▶ Your objective: Produce the records again in full, exactly as shown below.

▶ Supplied records:
== Segment start ==

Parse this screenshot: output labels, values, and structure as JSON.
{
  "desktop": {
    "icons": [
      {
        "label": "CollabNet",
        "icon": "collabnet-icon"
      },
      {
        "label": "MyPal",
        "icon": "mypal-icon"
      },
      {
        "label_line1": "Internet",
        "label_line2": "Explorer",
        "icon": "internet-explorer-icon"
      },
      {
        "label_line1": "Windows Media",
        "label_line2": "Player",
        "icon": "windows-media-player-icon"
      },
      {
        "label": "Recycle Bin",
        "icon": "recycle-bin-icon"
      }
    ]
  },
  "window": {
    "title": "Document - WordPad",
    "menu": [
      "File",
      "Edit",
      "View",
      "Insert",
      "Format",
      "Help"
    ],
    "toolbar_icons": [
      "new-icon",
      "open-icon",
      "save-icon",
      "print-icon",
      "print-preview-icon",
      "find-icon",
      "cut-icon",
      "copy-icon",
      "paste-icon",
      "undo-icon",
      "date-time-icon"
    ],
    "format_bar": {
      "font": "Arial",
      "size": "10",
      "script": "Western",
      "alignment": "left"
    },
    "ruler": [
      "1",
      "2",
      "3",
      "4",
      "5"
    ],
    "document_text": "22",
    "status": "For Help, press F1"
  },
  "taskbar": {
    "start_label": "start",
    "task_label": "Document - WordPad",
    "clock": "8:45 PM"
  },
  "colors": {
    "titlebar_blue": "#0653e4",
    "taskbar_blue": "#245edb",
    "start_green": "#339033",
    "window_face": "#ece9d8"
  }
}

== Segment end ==

▶ Solved exercise:
Parse this screenshot: output labels, values, and structure as JSON.
{
  "desktop": {
    "icons": [
      {
        "label": "CollabNet",
        "icon": "collabnet-icon"
      },
      {
        "label": "MyPal",
        "icon": "mypal-icon"
      },
      {
        "label_line1": "Internet",
        "label_line2": "Explorer",
        "icon": "internet-explorer-icon"
      },
      {
        "label_line1": "Windows Media",
        "label_line2": "Player",
        "icon": "windows-media-player-icon"
      },
      {
        "label": "Recycle Bin",
        "icon": "recycle-bin-icon"
      }
    ]
  },
  "window": {
    "title": "Document - WordPad",
    "menu": [
      "File",
      "Edit",
      "View",
      "Insert",
      "Format",
      "Help"
    ],
    "toolbar_icons": [
      "new-icon",
      "open-icon",
      "save-icon",
      "print-icon",
      "print-preview-icon",
      "find-icon",
      "cut-icon",
      "copy-icon",
      "paste-icon",
      "undo-icon",
      "date-time-icon"
    ],
    "format_bar": {
      "font": "Arial",
      "size": "10",
      "script": "Western",
      "alignment": "left"
    },
    "ruler": [
      "1",
      "2",
      "3",
      "4",
      "5"
    ],
    "document_text": "22",
    "status": "For Help, press F1"
  },
  "taskbar": {
    "start_label": "start",
    "task_label": "Document - WordPad",
    "clock": "8:45 PM"
  },
  "colors": {
    "titlebar_blue": "#0653e4",
    "taskbar_blue": "#245edb",
    "start_green": "#339033",
    "window_face": "#ece9d8"
  }
}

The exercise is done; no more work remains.